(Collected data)
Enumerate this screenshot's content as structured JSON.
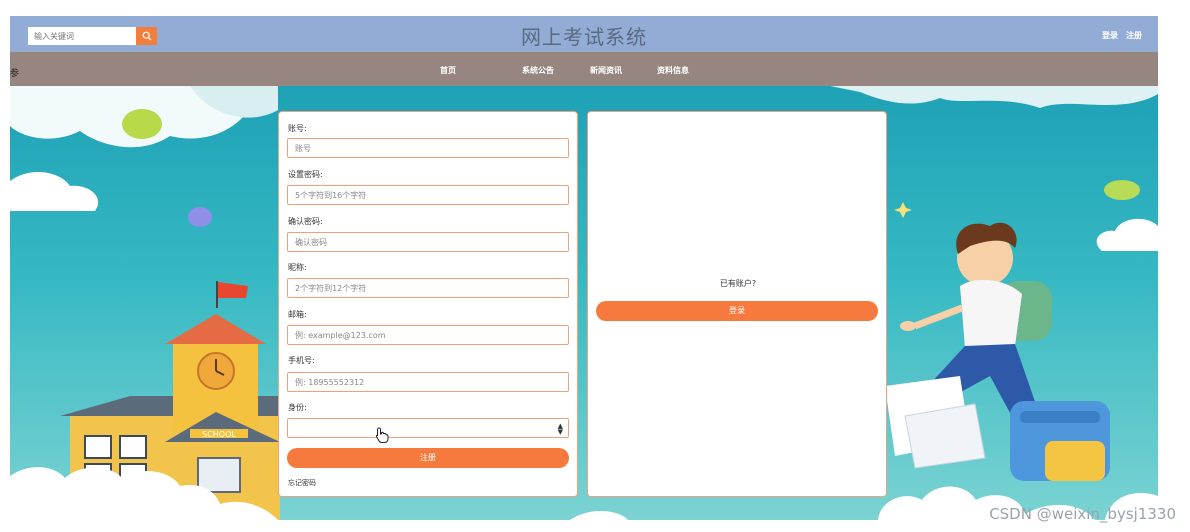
{
  "header": {
    "search_placeholder": "输入关键词",
    "search_icon": "search-icon",
    "title": "网上考试系统",
    "login_link": "登录",
    "register_link": "注册"
  },
  "nav": {
    "left_mark": "参",
    "items": [
      {
        "label": "首页"
      },
      {
        "label": "系统公告"
      },
      {
        "label": "新闻资讯"
      },
      {
        "label": "资料信息"
      }
    ]
  },
  "register_form": {
    "fields": [
      {
        "label": "账号:",
        "placeholder": "账号"
      },
      {
        "label": "设置密码:",
        "placeholder": "5个字符到16个字符"
      },
      {
        "label": "确认密码:",
        "placeholder": "确认密码"
      },
      {
        "label": "昵称:",
        "placeholder": "2个字符到12个字符"
      },
      {
        "label": "邮箱:",
        "placeholder": "例: example@123.com"
      },
      {
        "label": "手机号:",
        "placeholder": "例: 18955552312"
      }
    ],
    "identity_label": "身份:",
    "identity_value": "",
    "submit_label": "注册",
    "forgot_label": "忘记密码"
  },
  "login_side": {
    "prompt": "已有账户?",
    "login_label": "登录"
  },
  "watermark": "CSDN @weixin_bysj1330",
  "colors": {
    "header_bg": "#93acd6",
    "nav_bg": "#978680",
    "accent": "#f67a3d",
    "scene_bg": "#37b9c3"
  }
}
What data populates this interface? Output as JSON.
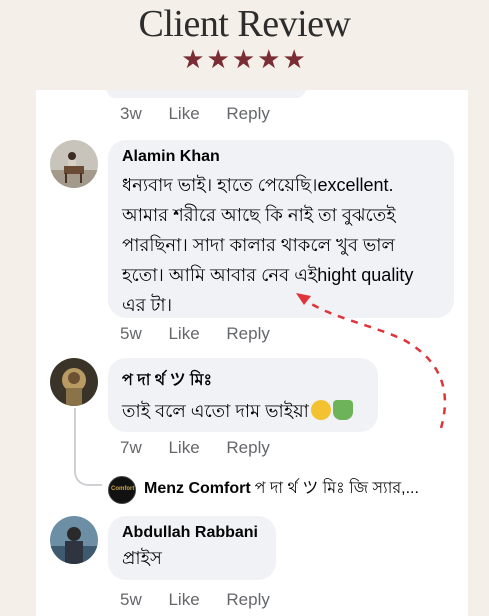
{
  "header": {
    "title": "Client Review",
    "stars": "★★★★★"
  },
  "comments": [
    {
      "meta": {
        "time": "3w",
        "like": "Like",
        "reply": "Reply"
      }
    },
    {
      "author": "Alamin Khan",
      "text_lines": [
        "ধন্যবাদ ভাই। হাতে পেয়েছি।excellent.",
        "আমার শরীরে আছে কি নাই তা বুঝতেই",
        "পারছিনা। সাদা কালার থাকলে খুব ভাল",
        "হতো। আমি আবার নেব এইhight quality",
        "এর টা।"
      ],
      "meta": {
        "time": "5w",
        "like": "Like",
        "reply": "Reply"
      }
    },
    {
      "author": "প দা র্থ ツ মিঃ",
      "text": "তাই বলে এতো দাম ভাইয়া",
      "meta": {
        "time": "7w",
        "like": "Like",
        "reply": "Reply"
      }
    },
    {
      "author": "Abdullah Rabbani",
      "text": "প্রাইস",
      "meta": {
        "time": "5w",
        "like": "Like",
        "reply": "Reply"
      }
    }
  ],
  "reply_preview": {
    "name": "Menz Comfort",
    "text": "প দা র্থ ツ মিঃ জি স্যার,...",
    "avatar_text": "Comfort"
  },
  "colors": {
    "accent": "#7a2d34",
    "arrow": "#e0333a",
    "bubble": "#f0f2f5"
  }
}
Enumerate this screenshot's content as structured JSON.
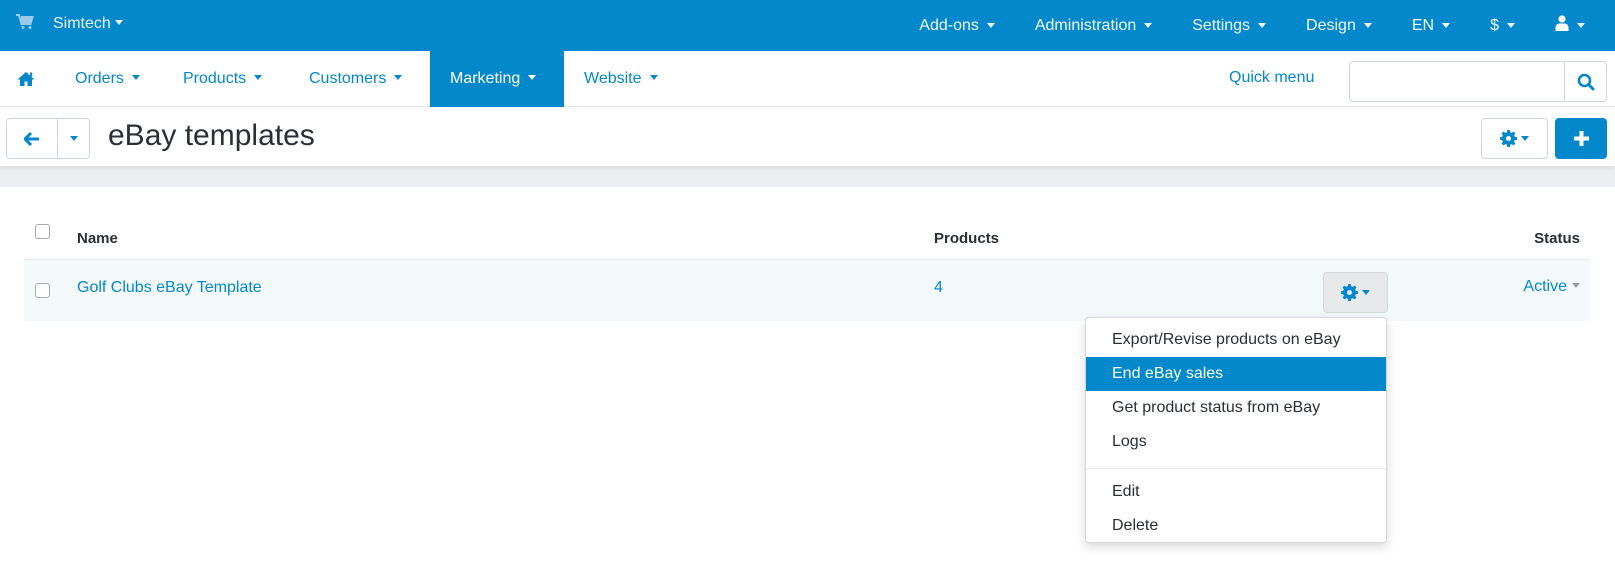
{
  "topbar": {
    "brand": "Simtech",
    "items": [
      {
        "label": "Add-ons"
      },
      {
        "label": "Administration"
      },
      {
        "label": "Settings"
      },
      {
        "label": "Design"
      },
      {
        "label": "EN"
      },
      {
        "label": "$"
      }
    ],
    "user_icon": "user-icon"
  },
  "mainnav": {
    "items": [
      {
        "label": "Orders"
      },
      {
        "label": "Products"
      },
      {
        "label": "Customers"
      },
      {
        "label": "Marketing",
        "active": true
      },
      {
        "label": "Website"
      }
    ],
    "quick_menu": "Quick menu",
    "search": {
      "value": "",
      "placeholder": ""
    }
  },
  "page": {
    "title": "eBay templates"
  },
  "table": {
    "headers": {
      "name": "Name",
      "products": "Products",
      "status": "Status"
    },
    "rows": [
      {
        "name": "Golf Clubs eBay Template",
        "products": "4",
        "status": "Active"
      }
    ]
  },
  "dropdown": {
    "items": [
      {
        "label": "Export/Revise products on eBay"
      },
      {
        "label": "End eBay sales",
        "highlighted": true
      },
      {
        "label": "Get product status from eBay"
      },
      {
        "label": "Logs"
      },
      {
        "label": "Edit"
      },
      {
        "label": "Delete"
      }
    ]
  },
  "colors": {
    "brand": "#0388cc",
    "row_hover": "#f4f9fc",
    "page_strip": "#eceff1"
  }
}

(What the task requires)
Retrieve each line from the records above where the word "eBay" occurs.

(Answer space)
    "title": "eBay templates"
        "name": "Golf Clubs eBay Template",
        "label": "Export/Revise products on eBay"
        "label": "End eBay sales",
        "label": "Get product status from eBay"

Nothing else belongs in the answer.